And even within the tertiary institution governance structures, you see that there’s almost a protection network for lecturers. If one colleague comes up in a case, then they’ll protect them even if they know that they are guilty of sexual harassment. And that goes a long way to perpetuating the sexual violence we see because people in power take care of each other and the students pay the price.
How does FSNT confront these issues?
We use public awareness. We carried out a national baseline survey on sexual harassment between June and August 2015 and the survey revealed that 98% of female students are sexually harassed every day, largely by male lecturers. Out of the 21 sampled institutions, only 4 have sexual harassment in place which clearly shows the vulnerability of female students in failing to get recourse on the predicament. We’ve used that survey as a basis for an advocacy agenda, for example, we’ve initiated a nationwide public awareness campaign to sensitise and support women students.

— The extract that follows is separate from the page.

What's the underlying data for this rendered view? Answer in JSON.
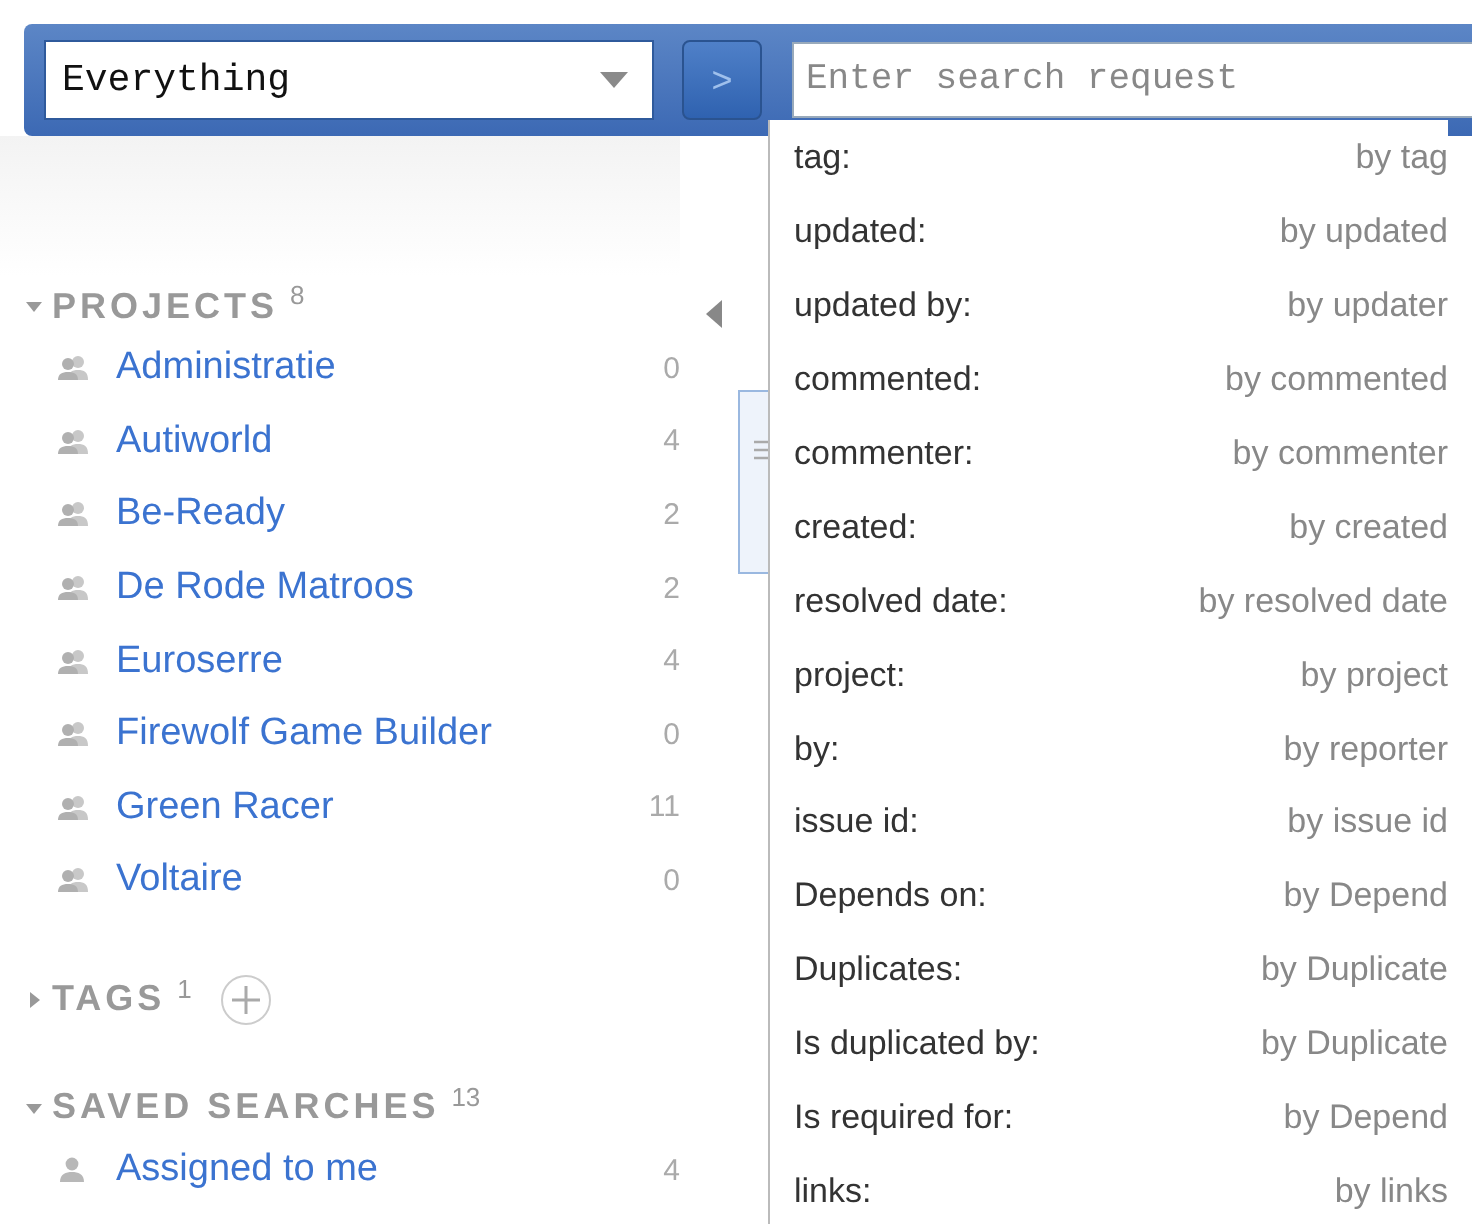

Some of the students said they could not identify harassment, in other words, they didn’t have the language for it. So we have been supporting them to understand what these different kinds of abuses and violations look like so they can identify for themselves and feel that they have a right to report. We are also trying to make sure that all students can understand, that even male students get the role they play by normalising sexist behaviour.
At heart, our strategy is about consciousness-raising on many levels. We talk to students, we talk to student organisations, lecturers and tertiary governance structures and we’re talking to policymakers and parliamentary representatives to make sure sexual harassment policies are taken on across the country. And through radio talk shows and media engagement, we’re reaching the general public as well.
Do you see opportunities or hope within this big picture?
Yes. I think it will just take time. We have presented these issues at parliament, we are lobbying for better laws to protect women students, and while this is not the whole work—it’s a big step. We have had the opportunity to put out there what women and women students are up against, economic hardship, the prioritisation of male students in families and beyond. In 2014, the enrolment of women students decreased by 42% and that is about patriarchy and the fact that women are not a priority when it comes to access to education, especially when times are hard. And these are things we must talk about.
Have you been inspired by some of the student movements in South Africa and elsewhere in the world? How? What do you feel you could learn from them?
We learnt a lot from #feesmustfall, and one thing that inspired us is that it was female students leading all the demonstrations and campaigns. I think it would be great for FSNT to learn from strategies from South African students. Sexism and sexual harassment in tertiary institutions is a global issue, so we need to be in communication with sisters to understand how they are mobilising around these issues.
All pictures courtesy of Female Students Network Trust.